> _RECORDS PROVIDED_:
== Segment start ==

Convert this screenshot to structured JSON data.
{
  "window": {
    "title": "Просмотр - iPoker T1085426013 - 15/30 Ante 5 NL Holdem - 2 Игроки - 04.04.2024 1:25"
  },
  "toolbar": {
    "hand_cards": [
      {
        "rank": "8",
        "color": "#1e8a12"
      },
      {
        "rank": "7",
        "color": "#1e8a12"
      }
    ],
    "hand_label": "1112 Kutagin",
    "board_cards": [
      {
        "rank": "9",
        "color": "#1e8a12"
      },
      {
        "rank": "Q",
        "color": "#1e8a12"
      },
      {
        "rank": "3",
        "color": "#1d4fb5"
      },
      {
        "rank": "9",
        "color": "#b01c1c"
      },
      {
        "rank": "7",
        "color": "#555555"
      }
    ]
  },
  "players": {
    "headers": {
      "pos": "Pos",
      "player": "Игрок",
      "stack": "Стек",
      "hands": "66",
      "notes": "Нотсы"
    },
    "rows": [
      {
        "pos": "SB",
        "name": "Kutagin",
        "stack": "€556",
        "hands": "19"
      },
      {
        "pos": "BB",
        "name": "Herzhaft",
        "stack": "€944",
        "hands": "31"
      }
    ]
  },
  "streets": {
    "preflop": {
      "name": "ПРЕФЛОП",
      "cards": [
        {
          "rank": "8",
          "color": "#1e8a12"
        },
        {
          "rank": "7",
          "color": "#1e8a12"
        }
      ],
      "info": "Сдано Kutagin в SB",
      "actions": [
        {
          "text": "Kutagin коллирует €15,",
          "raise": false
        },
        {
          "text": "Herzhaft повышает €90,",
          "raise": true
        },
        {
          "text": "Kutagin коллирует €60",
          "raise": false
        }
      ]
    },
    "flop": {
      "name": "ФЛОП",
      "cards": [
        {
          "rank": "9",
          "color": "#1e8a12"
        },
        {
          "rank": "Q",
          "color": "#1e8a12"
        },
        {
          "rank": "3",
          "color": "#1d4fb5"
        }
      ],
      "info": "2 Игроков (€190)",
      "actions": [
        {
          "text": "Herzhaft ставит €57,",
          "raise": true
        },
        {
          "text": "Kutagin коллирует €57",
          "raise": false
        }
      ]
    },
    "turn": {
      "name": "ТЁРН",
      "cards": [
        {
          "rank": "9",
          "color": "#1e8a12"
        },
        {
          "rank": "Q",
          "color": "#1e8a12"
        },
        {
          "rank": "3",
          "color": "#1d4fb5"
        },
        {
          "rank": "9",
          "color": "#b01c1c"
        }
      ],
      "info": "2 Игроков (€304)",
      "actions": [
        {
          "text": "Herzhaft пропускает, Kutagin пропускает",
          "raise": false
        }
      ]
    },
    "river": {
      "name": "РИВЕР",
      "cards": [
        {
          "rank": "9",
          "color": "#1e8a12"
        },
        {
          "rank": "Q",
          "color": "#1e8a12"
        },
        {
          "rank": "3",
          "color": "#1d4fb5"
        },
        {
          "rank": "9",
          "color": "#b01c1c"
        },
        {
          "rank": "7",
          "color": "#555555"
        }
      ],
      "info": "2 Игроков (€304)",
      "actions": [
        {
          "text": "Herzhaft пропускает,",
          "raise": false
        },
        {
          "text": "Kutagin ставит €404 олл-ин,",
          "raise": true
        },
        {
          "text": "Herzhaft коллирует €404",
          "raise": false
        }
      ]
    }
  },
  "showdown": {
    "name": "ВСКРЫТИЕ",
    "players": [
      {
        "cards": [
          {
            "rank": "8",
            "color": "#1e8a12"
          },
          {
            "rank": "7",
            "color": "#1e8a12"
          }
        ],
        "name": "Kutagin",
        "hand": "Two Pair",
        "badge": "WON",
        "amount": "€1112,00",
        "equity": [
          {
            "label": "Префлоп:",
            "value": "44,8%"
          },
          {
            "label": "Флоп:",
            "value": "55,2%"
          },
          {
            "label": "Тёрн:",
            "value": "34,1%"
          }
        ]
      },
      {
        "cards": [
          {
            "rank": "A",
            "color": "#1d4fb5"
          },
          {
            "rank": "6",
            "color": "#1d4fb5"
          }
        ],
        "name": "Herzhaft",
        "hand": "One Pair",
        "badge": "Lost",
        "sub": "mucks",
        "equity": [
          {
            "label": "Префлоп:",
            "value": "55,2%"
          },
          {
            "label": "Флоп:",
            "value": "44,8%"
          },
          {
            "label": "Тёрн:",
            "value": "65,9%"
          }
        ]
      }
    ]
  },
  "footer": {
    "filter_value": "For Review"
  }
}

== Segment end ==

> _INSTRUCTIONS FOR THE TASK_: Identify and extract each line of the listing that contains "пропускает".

> _THE ANSWER_:
          "text": "Herzhaft пропускает, Kutagin пропускает",
          "text": "Herzhaft пропускает,",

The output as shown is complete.